━━━ GIVEN DATA
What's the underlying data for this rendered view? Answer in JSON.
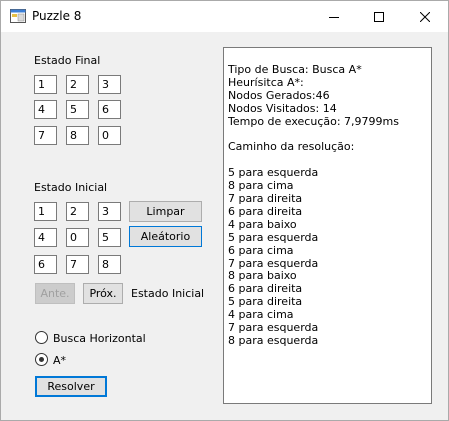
{
  "window": {
    "title": "Puzzle 8"
  },
  "estado_final": {
    "label": "Estado Final",
    "cells": [
      "1",
      "2",
      "3",
      "4",
      "5",
      "6",
      "7",
      "8",
      "0"
    ]
  },
  "estado_inicial": {
    "label": "Estado Inicial",
    "cells": [
      "1",
      "2",
      "3",
      "4",
      "0",
      "5",
      "6",
      "7",
      "8"
    ]
  },
  "buttons": {
    "limpar": "Limpar",
    "aleatorio": "Aleátorio",
    "anterior": "Ante.",
    "proximo": "Próx.",
    "resolver": "Resolver"
  },
  "step_status": "Estado Inicial",
  "search": {
    "options": [
      {
        "label": "Busca Horizontal",
        "selected": false
      },
      {
        "label": "A*",
        "selected": true
      }
    ]
  },
  "output": {
    "lines": [
      "Tipo de Busca: Busca A*",
      "Heurísitca A*:",
      "Nodos Gerados:46",
      "Nodos Visitados: 14",
      "Tempo de execução: 7,9799ms",
      "",
      "Caminho da resolução:",
      "",
      "5 para esquerda",
      "8 para cima",
      "7 para direita",
      "6 para direita",
      "4 para baixo",
      "5 para esquerda",
      "6 para cima",
      "7 para esquerda",
      "8 para baixo",
      "6 para direita",
      "5 para direita",
      "4 para cima",
      "7 para esquerda",
      "8 para esquerda"
    ]
  }
}
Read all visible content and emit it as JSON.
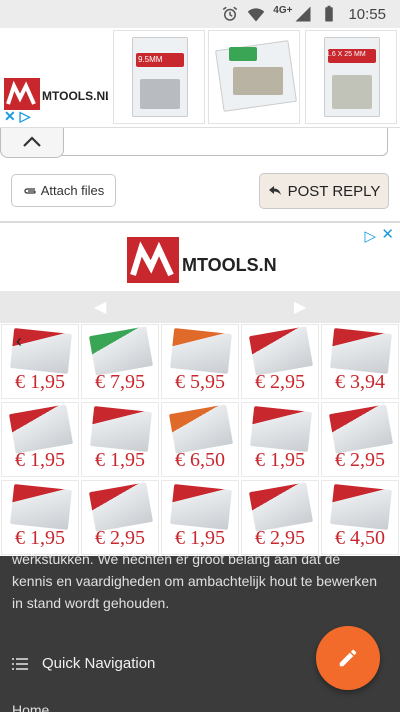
{
  "status_bar": {
    "time": "10:55",
    "network": "4G+",
    "icons": [
      "alarm-icon",
      "wifi-icon",
      "signal-icon",
      "battery-icon"
    ]
  },
  "top_ad": {
    "brand": "MTOOLS.NL",
    "tiles": [
      {
        "label": "9.5MM",
        "accent": "#c8272d"
      },
      {
        "label": "",
        "accent": "#3aa655"
      },
      {
        "label": "1.6 X 25 MM",
        "accent": "#c8272d"
      }
    ]
  },
  "reply": {
    "attach_label": "Attach files",
    "post_label": "POST REPLY"
  },
  "big_ad": {
    "brand": "MTOOLS.NL",
    "prices": [
      [
        "€ 1,95",
        "€ 7,95",
        "€ 5,95",
        "€ 2,95",
        "€ 3,94"
      ],
      [
        "€ 1,95",
        "€ 1,95",
        "€ 6,50",
        "€ 1,95",
        "€ 2,95"
      ],
      [
        "€ 1,95",
        "€ 2,95",
        "€ 1,95",
        "€ 2,95",
        "€ 4,50"
      ]
    ],
    "product_accents": [
      [
        "#c8272d",
        "#3aa655",
        "#e06a2a",
        "#c8272d",
        "#c8272d"
      ],
      [
        "#c8272d",
        "#c8272d",
        "#e06a2a",
        "#c8272d",
        "#c8272d"
      ],
      [
        "#c8272d",
        "#c8272d",
        "#c8272d",
        "#c8272d",
        "#c8272d"
      ]
    ]
  },
  "footer": {
    "paragraph_lines": [
      "werkstukken. We hechten er groot belang aan dat de",
      "kennis en vaardigheden om ambachtelijk hout te bewerken",
      "in stand wordt gehouden."
    ],
    "quick_nav_label": "Quick Navigation",
    "home_label": "Home"
  },
  "colors": {
    "accent": "#f26b2a",
    "brand_red": "#c8272d",
    "dark_bg": "#3b3b3b"
  }
}
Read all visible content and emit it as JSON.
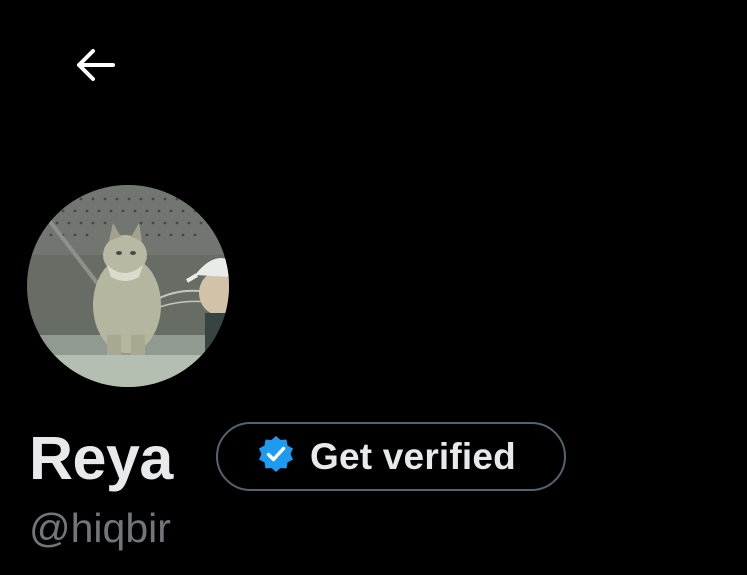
{
  "header": {
    "back_icon": "arrow-left-icon"
  },
  "profile": {
    "display_name": "Reya",
    "handle": "@hiqbir",
    "avatar_description_icon": "profile-photo"
  },
  "verify": {
    "label": "Get verified",
    "icon": "verified-badge-icon",
    "badge_color": "#1d9bf0"
  },
  "colors": {
    "background": "#000000",
    "primary_text": "#e7e9ea",
    "secondary_text": "#71767b",
    "border": "#536471"
  }
}
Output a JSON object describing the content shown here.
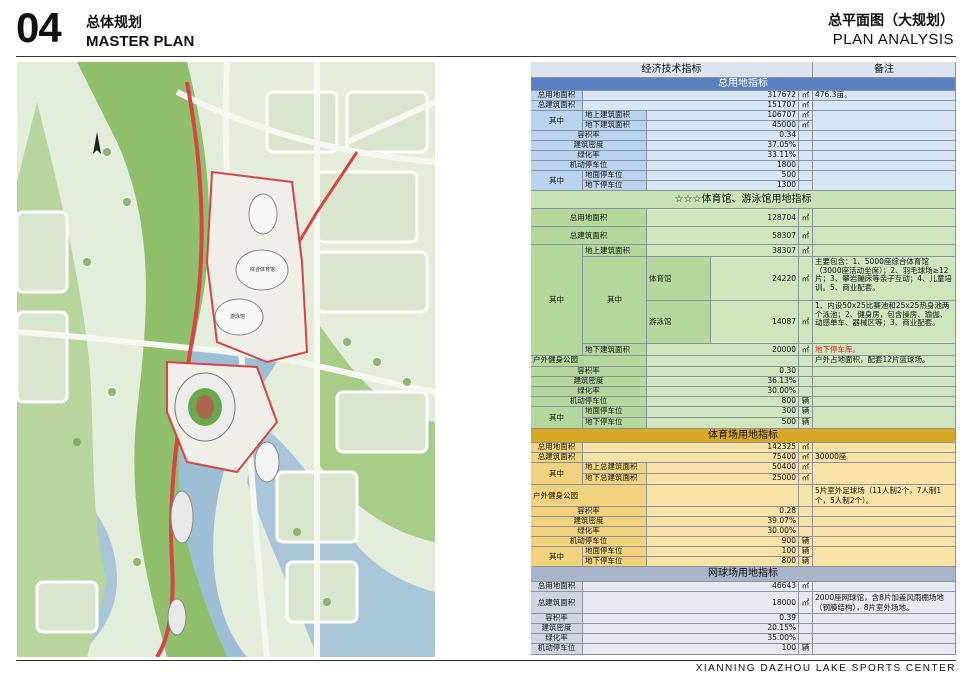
{
  "header": {
    "number": "04",
    "title_cn": "总体规划",
    "title_en": "MASTER PLAN",
    "right_cn": "总平面图（大规划）",
    "right_en": "PLAN ANALYSIS"
  },
  "map": {
    "labels": {
      "arena": "综合体育馆",
      "natatorium": "游泳馆"
    }
  },
  "table": {
    "top_header": {
      "left": "经济技术指标",
      "right": "备注"
    },
    "s1": {
      "title": "总用地指标",
      "r1": {
        "label": "总用地面积",
        "value": "317672",
        "unit": "㎡",
        "note": "476.3亩。"
      },
      "r2": {
        "label": "总建筑面积",
        "value": "151707",
        "unit": "㎡"
      },
      "r3": {
        "group": "其中",
        "sub": "地上建筑面积",
        "value": "106707",
        "unit": "㎡"
      },
      "r4": {
        "sub": "地下建筑面积",
        "value": "45000",
        "unit": "㎡"
      },
      "r5": {
        "label": "容积率",
        "value": "0.34"
      },
      "r6": {
        "label": "建筑密度",
        "value": "37.05%"
      },
      "r7": {
        "label": "绿化率",
        "value": "33.11%"
      },
      "r8": {
        "label": "机动停车位",
        "value": "1800"
      },
      "r9": {
        "group": "其中",
        "sub": "地面停车位",
        "value": "500"
      },
      "r10": {
        "sub": "地下停车位",
        "value": "1300"
      }
    },
    "s2": {
      "title": "☆☆☆体育馆、游泳馆用地指标",
      "r1": {
        "label": "总用地面积",
        "value": "128704",
        "unit": "㎡"
      },
      "r2": {
        "label": "总建筑面积",
        "value": "58307",
        "unit": "㎡"
      },
      "r3": {
        "sub": "地上建筑面积",
        "value": "38307",
        "unit": "㎡"
      },
      "group1": "其中",
      "group2": "其中",
      "r4": {
        "sub": "体育馆",
        "value": "24220",
        "unit": "㎡",
        "note": "主要包含：1、5000座综合体育馆（3000座活动坐席）；2、羽毛球场≥12片；3、攀岩蹦床等亲子互动；4、儿童培训。5、商业配套。"
      },
      "r5": {
        "sub": "游泳馆",
        "value": "14087",
        "unit": "㎡",
        "note": "1、内设50x25比赛池和25x25热身池两个泳池；2、健身房，包含操房、瑜伽、动感单车、器械区等；3、商业配套。"
      },
      "r6": {
        "sub": "地下建筑面积",
        "value": "20000",
        "unit": "㎡",
        "note": "地下停车库。"
      },
      "r7": {
        "label": "户外健身公园",
        "note": "户外占地面积，配套12片篮球场。"
      },
      "r8": {
        "label": "容积率",
        "value": "0.30"
      },
      "r9": {
        "label": "建筑密度",
        "value": "36.13%"
      },
      "r10": {
        "label": "绿化率",
        "value": "30.00%"
      },
      "r11": {
        "label": "机动停车位",
        "value": "800",
        "unit": "辆"
      },
      "r12": {
        "group": "其中",
        "sub": "地面停车位",
        "value": "300",
        "unit": "辆"
      },
      "r13": {
        "sub": "地下停车位",
        "value": "500",
        "unit": "辆"
      }
    },
    "s3": {
      "title": "体育场用地指标",
      "r1": {
        "label": "总用地面积",
        "value": "142325",
        "unit": "㎡"
      },
      "r2": {
        "label": "总建筑面积",
        "value": "75400",
        "unit": "㎡",
        "note": "30000座"
      },
      "r3": {
        "group": "其中",
        "sub": "地上总建筑面积",
        "value": "50400",
        "unit": "㎡"
      },
      "r4": {
        "sub": "地下总建筑面积",
        "value": "25000",
        "unit": "㎡"
      },
      "r5": {
        "label": "户外健身公园",
        "note": "5片室外足球场（11人制2个，7人制1个，5人制2个）。"
      },
      "r6": {
        "label": "容积率",
        "value": "0.28"
      },
      "r7": {
        "label": "建筑密度",
        "value": "39.07%"
      },
      "r8": {
        "label": "绿化率",
        "value": "30.00%"
      },
      "r9": {
        "label": "机动停车位",
        "value": "900",
        "unit": "辆"
      },
      "r10": {
        "group": "其中",
        "sub": "地面停车位",
        "value": "100",
        "unit": "辆"
      },
      "r11": {
        "sub": "地下停车位",
        "value": "800",
        "unit": "辆"
      }
    },
    "s4": {
      "title": "网球场用地指标",
      "r1": {
        "label": "总用地面积",
        "value": "46643",
        "unit": "㎡"
      },
      "r2": {
        "label": "总建筑面积",
        "value": "18000",
        "unit": "㎡",
        "note": "2000座网球馆，含8片加盖风雨棚场地（钢膜结构），8片室外场地。"
      },
      "r3": {
        "label": "容积率",
        "value": "0.39"
      },
      "r4": {
        "label": "建筑密度",
        "value": "20.15%"
      },
      "r5": {
        "label": "绿化率",
        "value": "35.00%"
      },
      "r6": {
        "label": "机动停车位",
        "value": "100",
        "unit": "辆"
      }
    }
  },
  "footer": "XIANNING DAZHOU LAKE SPORTS CENTER"
}
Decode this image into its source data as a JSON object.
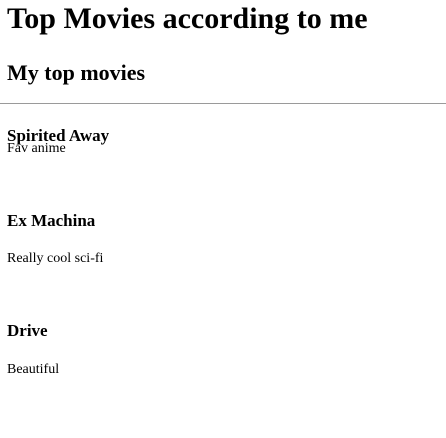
{
  "page": {
    "title": "Top Movies according to me"
  },
  "main": {
    "heading": "My top movies",
    "movies": [
      {
        "title": "Spirited Away",
        "description": "Fav anime"
      },
      {
        "title": "Ex Machina",
        "description": "Really cool sci-fi"
      },
      {
        "title": "Drive",
        "description": "Beautiful"
      }
    ]
  }
}
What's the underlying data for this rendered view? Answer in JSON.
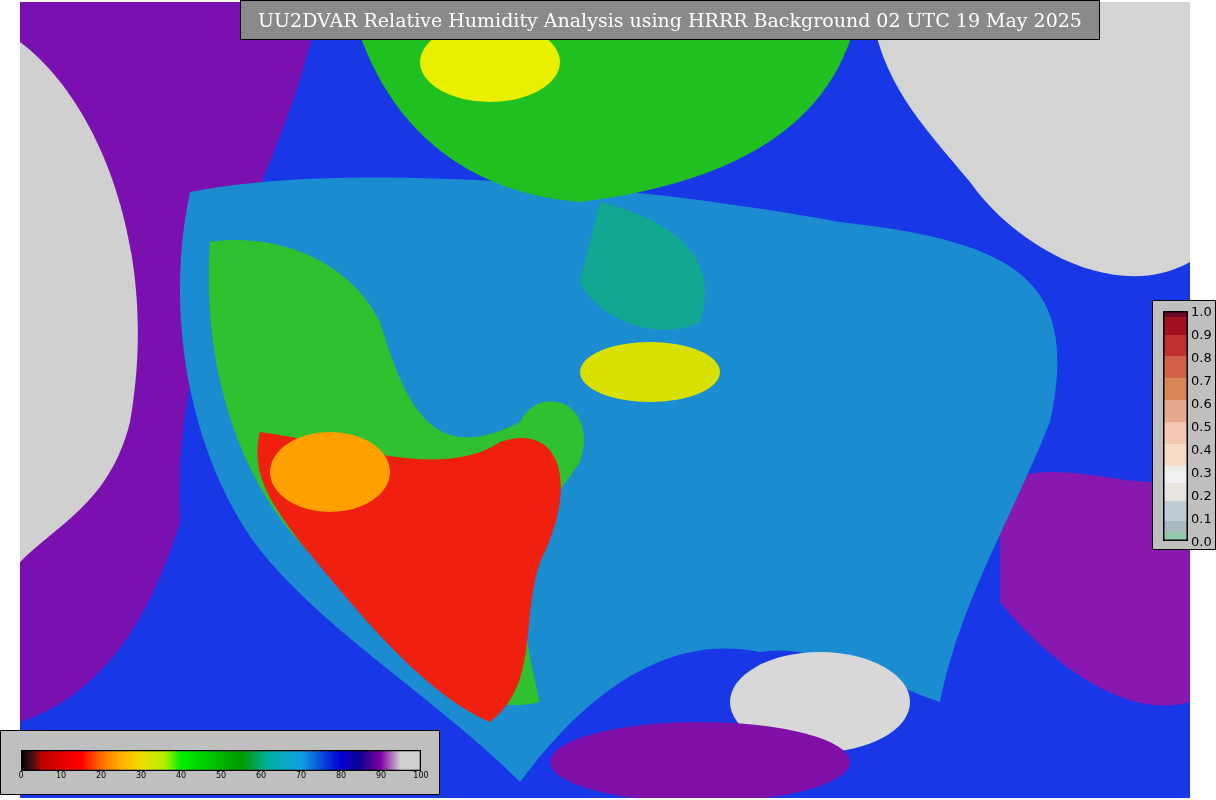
{
  "title": "UU2DVAR Relative Humidity Analysis using HRRR Background 02 UTC 19 May 2025",
  "colorbar_right": {
    "ticks": [
      "1.0",
      "0.9",
      "0.8",
      "0.7",
      "0.6",
      "0.5",
      "0.4",
      "0.3",
      "0.2",
      "0.1",
      "0.0"
    ]
  },
  "colorbar_bottom": {
    "ticks": [
      "0",
      "10",
      "20",
      "30",
      "40",
      "50",
      "60",
      "70",
      "80",
      "90",
      "100"
    ]
  }
}
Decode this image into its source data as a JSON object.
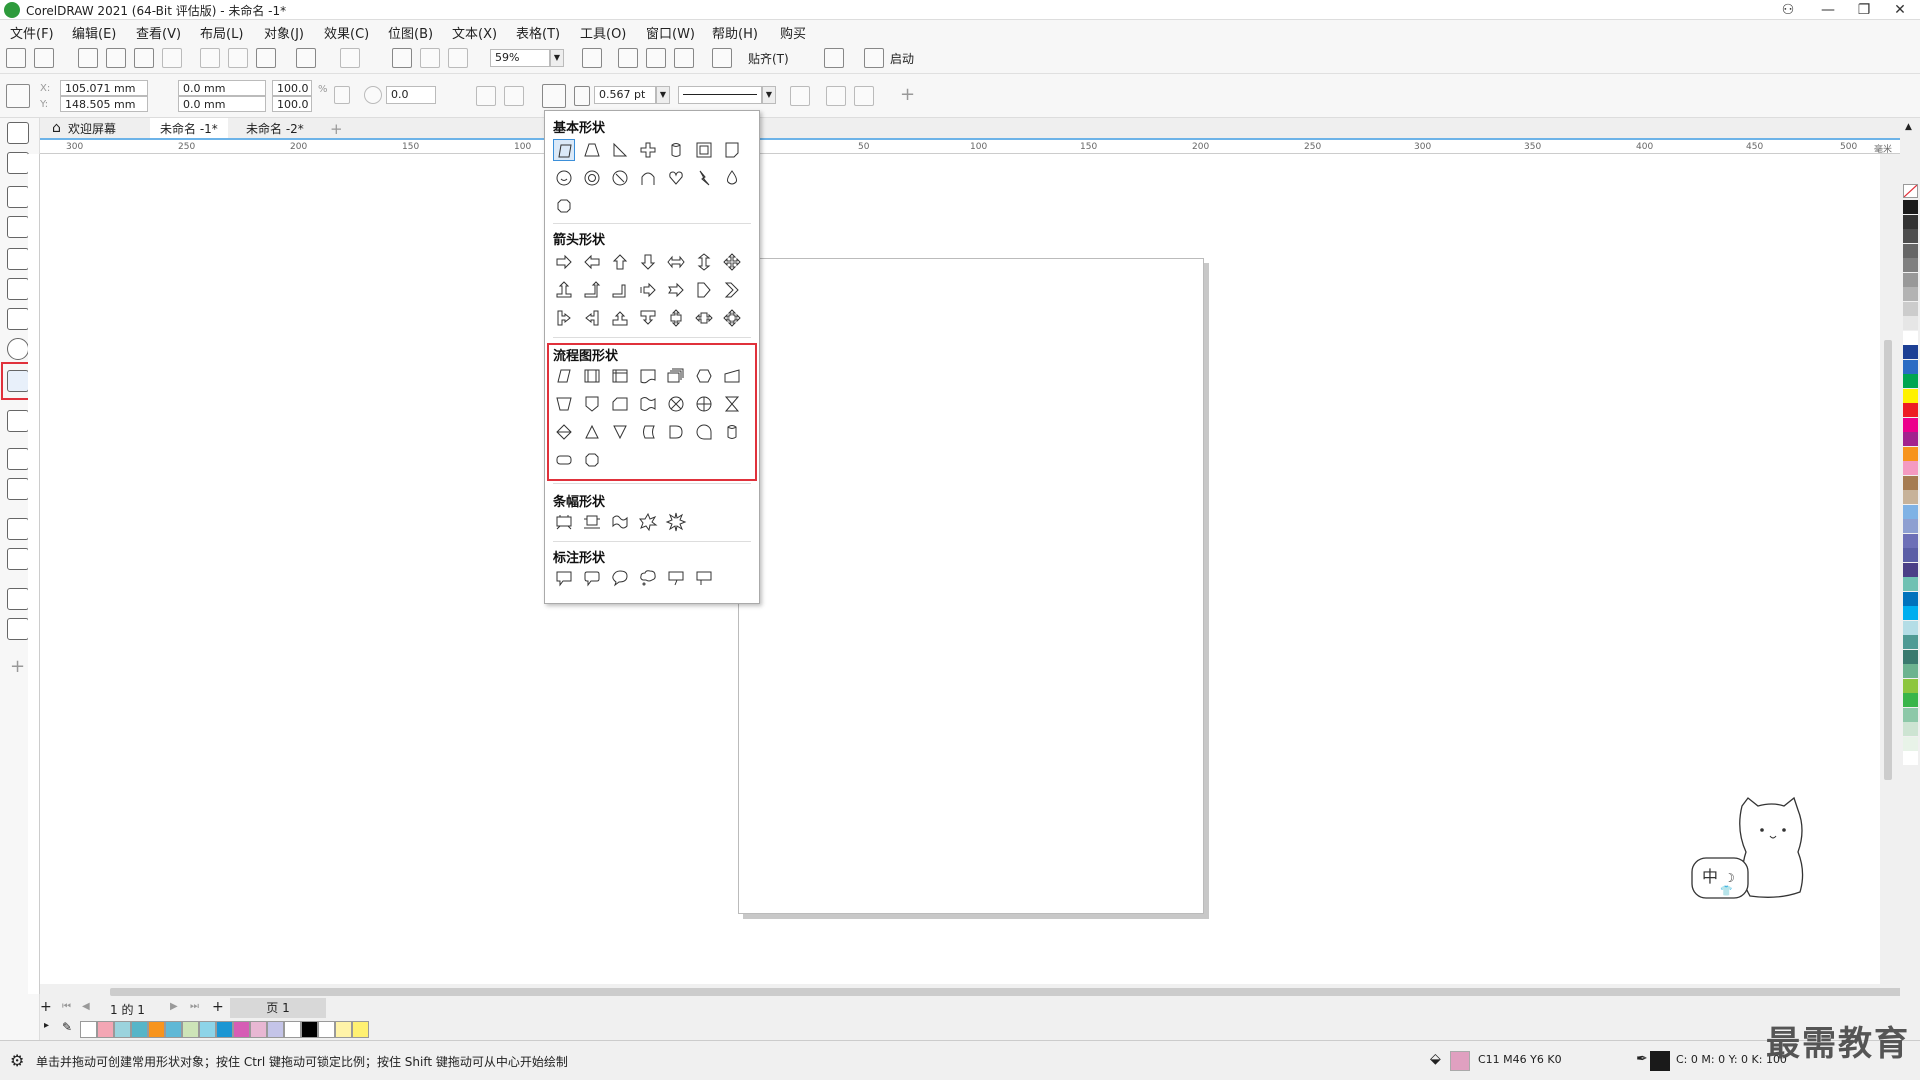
{
  "app": {
    "title": "CorelDRAW 2021 (64-Bit 评估版) - 未命名 -1*"
  },
  "menu": [
    "文件(F)",
    "编辑(E)",
    "查看(V)",
    "布局(L)",
    "对象(J)",
    "效果(C)",
    "位图(B)",
    "文本(X)",
    "表格(T)",
    "工具(O)",
    "窗口(W)",
    "帮助(H)",
    "购买"
  ],
  "toolbar": {
    "zoom": "59%",
    "snap_label": "贴齐(T)",
    "launch_label": "启动"
  },
  "props": {
    "x": "105.071 mm",
    "y": "148.505 mm",
    "w": "0.0 mm",
    "h": "0.0 mm",
    "sx": "100.0",
    "sy": "100.0",
    "pct": "%",
    "angle": "0.0",
    "outline": "0.567 pt",
    "x_lbl": "X:",
    "y_lbl": "Y:"
  },
  "tabs": {
    "home": "欢迎屏幕",
    "doc1": "未命名 -1*",
    "doc2": "未命名 -2*"
  },
  "ruler": {
    "ticks": [
      "300",
      "250",
      "200",
      "150",
      "100",
      "50",
      "100",
      "150",
      "200",
      "250",
      "300",
      "350",
      "400",
      "450",
      "500"
    ],
    "unit": "毫米"
  },
  "flyout": {
    "basic": "基本形状",
    "arrow": "箭头形状",
    "flow": "流程图形状",
    "banner": "条幅形状",
    "callout": "标注形状"
  },
  "pagenav": {
    "counter": "1 的 1",
    "page_tab": "页 1"
  },
  "status": {
    "hint": "单击并拖动可创建常用形状对象；按住 Ctrl 键拖动可锁定比例；按住 Shift 键拖动可从中心开始绘制",
    "fill": "C11 M46 Y6 K0",
    "outline": "C: 0 M: 0 Y: 0 K: 100"
  },
  "watermark": "最需教育",
  "mascot_label": "中",
  "colors": {
    "accent": "#e0313b",
    "fill_swatch": "#e0a0c0",
    "palette": [
      "#1a1a1a",
      "#333333",
      "#4d4d4d",
      "#666666",
      "#808080",
      "#999999",
      "#b3b3b3",
      "#cccccc",
      "#e6e6e6",
      "#ffffff",
      "#1c3f94",
      "#2b6cc4",
      "#00a651",
      "#fff200",
      "#ed1c24",
      "#ec008c",
      "#a3238e",
      "#f7941d",
      "#f49ac1",
      "#a67c52",
      "#c7b299",
      "#7fb2e5",
      "#8e9fd1",
      "#6d6fb7",
      "#5b5ea6",
      "#4b3f87",
      "#70c1b3",
      "#0072bc",
      "#00aeef",
      "#b4dde6",
      "#4f9a94",
      "#3a7a6e",
      "#6cb38f",
      "#8dc63f",
      "#39b54a",
      "#8dc8a8",
      "#cde4d2",
      "#e8f3e8",
      "#ffffff"
    ],
    "doc_swatches": [
      "#ffffff",
      "#f3a6b4",
      "#9bd3dd",
      "#56b5c8",
      "#f7941d",
      "#5fb8d6",
      "#cde4b8",
      "#8dd4e8",
      "#1b96d3",
      "#d65db5",
      "#e8b7d3",
      "#c4c4e8",
      "#ffffff",
      "#000000",
      "#ffffff",
      "#fff3a8",
      "#fff172"
    ]
  }
}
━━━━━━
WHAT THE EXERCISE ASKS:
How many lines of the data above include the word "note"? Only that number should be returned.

RESULT BELOW:
8